Excerpts from a dataset:
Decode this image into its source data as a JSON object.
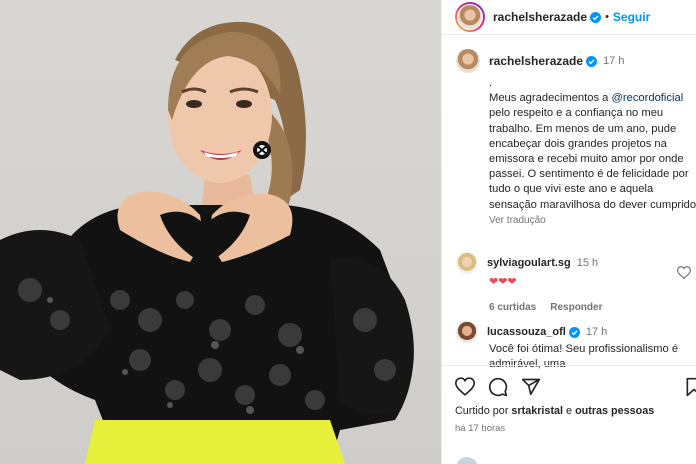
{
  "header": {
    "username": "rachelsherazade",
    "separator": "•",
    "follow_label": "Seguir"
  },
  "caption": {
    "username": "rachelsherazade",
    "time": "17 h",
    "dot_line": ".",
    "text_before_mention": "Meus agradecimentos a ",
    "mention": "@recordoficial",
    "text_after_mention": " pelo respeito e a confiança no meu trabalho. Em menos de um ano, pude encabeçar dois grandes projetos na emissora e recebi muito amor por onde passei. O sentimento é de felicidade por tudo o que vivi este ano e aquela sensação maravilhosa do dever cumprido",
    "translate_label": "Ver tradução"
  },
  "comments": [
    {
      "username": "sylviagoulart.sg",
      "time": "15 h",
      "text": "❤❤❤",
      "likes": "6 curtidas",
      "reply_label": "Responder"
    },
    {
      "username": "lucassouza_ofl",
      "time": "17 h",
      "text": "Você foi ótima! Seu profissionalismo é admirável, uma"
    }
  ],
  "actions": {
    "like_icon": "heart-icon",
    "comment_icon": "comment-icon",
    "share_icon": "share-icon",
    "save_icon": "bookmark-icon"
  },
  "likes_line": {
    "prefix": "Curtido por ",
    "user": "srtakristal",
    "connector": " e ",
    "others": "outras pessoas"
  },
  "post_age": "há 17 horas",
  "colors": {
    "accent": "#0095f6",
    "heart": "#ed4956",
    "verified": "#0095f6",
    "sweater": "#111111",
    "skirt": "#e6f03a"
  }
}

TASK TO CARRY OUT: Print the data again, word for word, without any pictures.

OUTPUT OF THE TASK:
Decode this image into its source data as a JSON object.
{
  "header": {
    "username": "rachelsherazade",
    "separator": "•",
    "follow_label": "Seguir"
  },
  "caption": {
    "username": "rachelsherazade",
    "time": "17 h",
    "dot_line": ".",
    "text_before_mention": "Meus agradecimentos a ",
    "mention": "@recordoficial",
    "text_after_mention": " pelo respeito e a confiança no meu trabalho. Em menos de um ano, pude encabeçar dois grandes projetos na emissora e recebi muito amor por onde passei. O sentimento é de felicidade por tudo o que vivi este ano e aquela sensação maravilhosa do dever cumprido",
    "translate_label": "Ver tradução"
  },
  "comments": [
    {
      "username": "sylviagoulart.sg",
      "time": "15 h",
      "text": "❤❤❤",
      "likes": "6 curtidas",
      "reply_label": "Responder"
    },
    {
      "username": "lucassouza_ofl",
      "time": "17 h",
      "text": "Você foi ótima! Seu profissionalismo é admirável, uma"
    }
  ],
  "actions": {
    "like_icon": "heart-icon",
    "comment_icon": "comment-icon",
    "share_icon": "share-icon",
    "save_icon": "bookmark-icon"
  },
  "likes_line": {
    "prefix": "Curtido por ",
    "user": "srtakristal",
    "connector": " e ",
    "others": "outras pessoas"
  },
  "post_age": "há 17 horas",
  "colors": {
    "accent": "#0095f6",
    "heart": "#ed4956",
    "verified": "#0095f6",
    "sweater": "#111111",
    "skirt": "#e6f03a"
  }
}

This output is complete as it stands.